(Beginning of Recorded data)

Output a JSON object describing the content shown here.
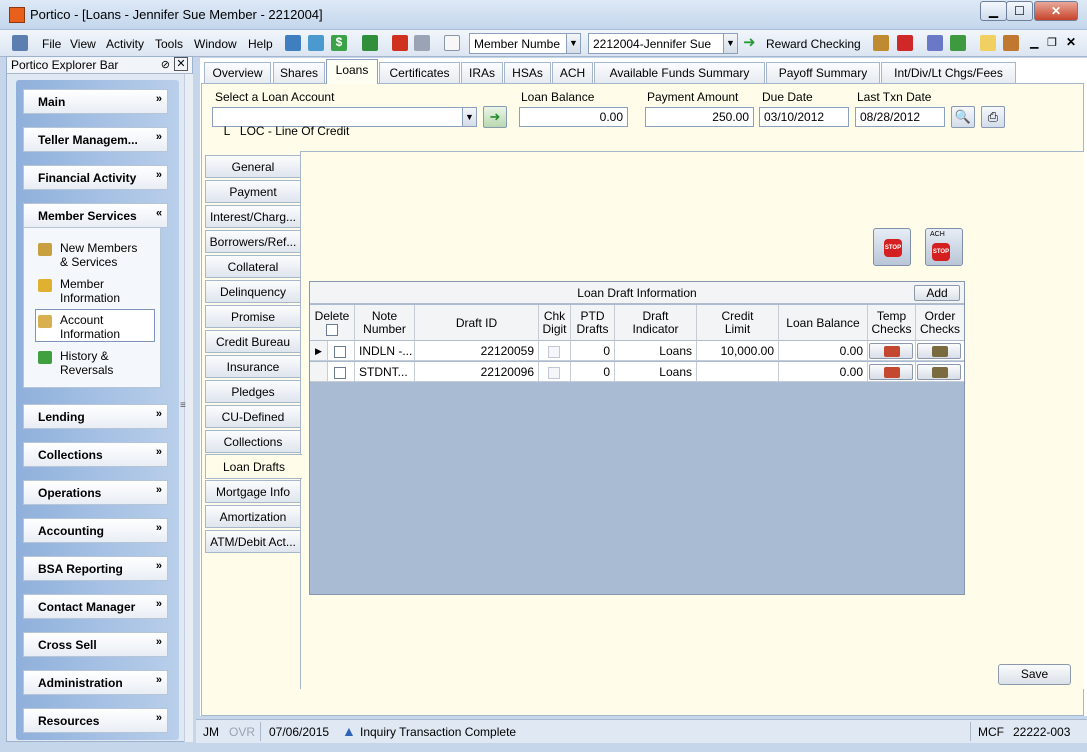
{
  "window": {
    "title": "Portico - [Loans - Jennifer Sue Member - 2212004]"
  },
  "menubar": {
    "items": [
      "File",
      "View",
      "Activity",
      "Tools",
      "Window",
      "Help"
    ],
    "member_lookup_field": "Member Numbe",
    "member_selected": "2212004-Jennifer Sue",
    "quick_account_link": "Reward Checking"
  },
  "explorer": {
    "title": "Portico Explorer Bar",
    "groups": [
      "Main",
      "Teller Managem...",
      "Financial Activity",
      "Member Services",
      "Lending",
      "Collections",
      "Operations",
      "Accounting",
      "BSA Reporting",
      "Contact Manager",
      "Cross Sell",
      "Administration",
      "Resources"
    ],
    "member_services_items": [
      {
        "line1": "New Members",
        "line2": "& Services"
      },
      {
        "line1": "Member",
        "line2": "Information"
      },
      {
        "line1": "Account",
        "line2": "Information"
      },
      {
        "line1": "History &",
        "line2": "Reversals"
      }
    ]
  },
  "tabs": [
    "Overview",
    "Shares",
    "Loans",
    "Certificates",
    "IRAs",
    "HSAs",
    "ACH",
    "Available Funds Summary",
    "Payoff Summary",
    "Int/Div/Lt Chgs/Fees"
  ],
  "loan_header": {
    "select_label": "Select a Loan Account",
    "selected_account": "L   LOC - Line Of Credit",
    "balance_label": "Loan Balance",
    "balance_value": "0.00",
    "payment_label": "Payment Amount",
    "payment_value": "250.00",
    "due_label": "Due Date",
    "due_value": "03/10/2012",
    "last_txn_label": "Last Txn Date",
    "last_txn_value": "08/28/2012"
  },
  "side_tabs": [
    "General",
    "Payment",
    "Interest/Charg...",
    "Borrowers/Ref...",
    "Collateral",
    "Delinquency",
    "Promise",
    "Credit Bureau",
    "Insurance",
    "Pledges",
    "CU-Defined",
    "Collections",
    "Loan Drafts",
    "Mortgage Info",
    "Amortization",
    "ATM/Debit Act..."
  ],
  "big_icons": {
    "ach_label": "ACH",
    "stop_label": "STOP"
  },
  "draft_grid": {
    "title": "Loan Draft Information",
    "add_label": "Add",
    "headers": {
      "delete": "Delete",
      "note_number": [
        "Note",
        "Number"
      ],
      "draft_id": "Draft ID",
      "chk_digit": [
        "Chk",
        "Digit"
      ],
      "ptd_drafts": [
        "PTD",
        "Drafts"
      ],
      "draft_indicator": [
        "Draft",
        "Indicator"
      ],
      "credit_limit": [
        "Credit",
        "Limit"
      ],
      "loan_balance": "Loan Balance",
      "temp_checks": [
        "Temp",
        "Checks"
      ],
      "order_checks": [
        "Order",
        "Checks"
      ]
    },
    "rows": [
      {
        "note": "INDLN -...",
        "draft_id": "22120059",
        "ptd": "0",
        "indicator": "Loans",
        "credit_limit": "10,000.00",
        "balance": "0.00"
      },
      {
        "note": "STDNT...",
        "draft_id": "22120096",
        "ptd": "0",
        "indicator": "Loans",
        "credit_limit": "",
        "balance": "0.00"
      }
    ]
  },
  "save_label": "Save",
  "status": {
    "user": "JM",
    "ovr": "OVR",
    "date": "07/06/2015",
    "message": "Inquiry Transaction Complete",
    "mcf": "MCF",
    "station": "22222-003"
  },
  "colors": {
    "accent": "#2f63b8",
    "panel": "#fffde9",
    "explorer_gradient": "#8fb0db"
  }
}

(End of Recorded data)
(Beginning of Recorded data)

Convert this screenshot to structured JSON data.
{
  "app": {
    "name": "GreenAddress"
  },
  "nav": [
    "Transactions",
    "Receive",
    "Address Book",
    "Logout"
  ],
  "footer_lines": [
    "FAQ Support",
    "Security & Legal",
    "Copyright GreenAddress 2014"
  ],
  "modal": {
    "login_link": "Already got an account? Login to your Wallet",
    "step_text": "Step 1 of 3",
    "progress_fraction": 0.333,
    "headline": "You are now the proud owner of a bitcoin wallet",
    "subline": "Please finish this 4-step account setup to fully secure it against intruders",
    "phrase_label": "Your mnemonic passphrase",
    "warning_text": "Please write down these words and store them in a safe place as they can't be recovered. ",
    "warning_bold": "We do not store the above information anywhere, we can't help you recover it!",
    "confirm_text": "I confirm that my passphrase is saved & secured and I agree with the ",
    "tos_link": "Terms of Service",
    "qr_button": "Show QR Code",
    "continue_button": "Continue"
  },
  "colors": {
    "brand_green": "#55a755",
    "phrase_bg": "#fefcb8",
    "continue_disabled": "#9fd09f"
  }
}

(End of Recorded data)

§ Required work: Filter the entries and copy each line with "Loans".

§ Reply:
    "title": "Portico - [Loans - Jennifer Sue Member - 2212004]"
    "Loans",
        "indicator": "Loans",
        "indicator": "Loans",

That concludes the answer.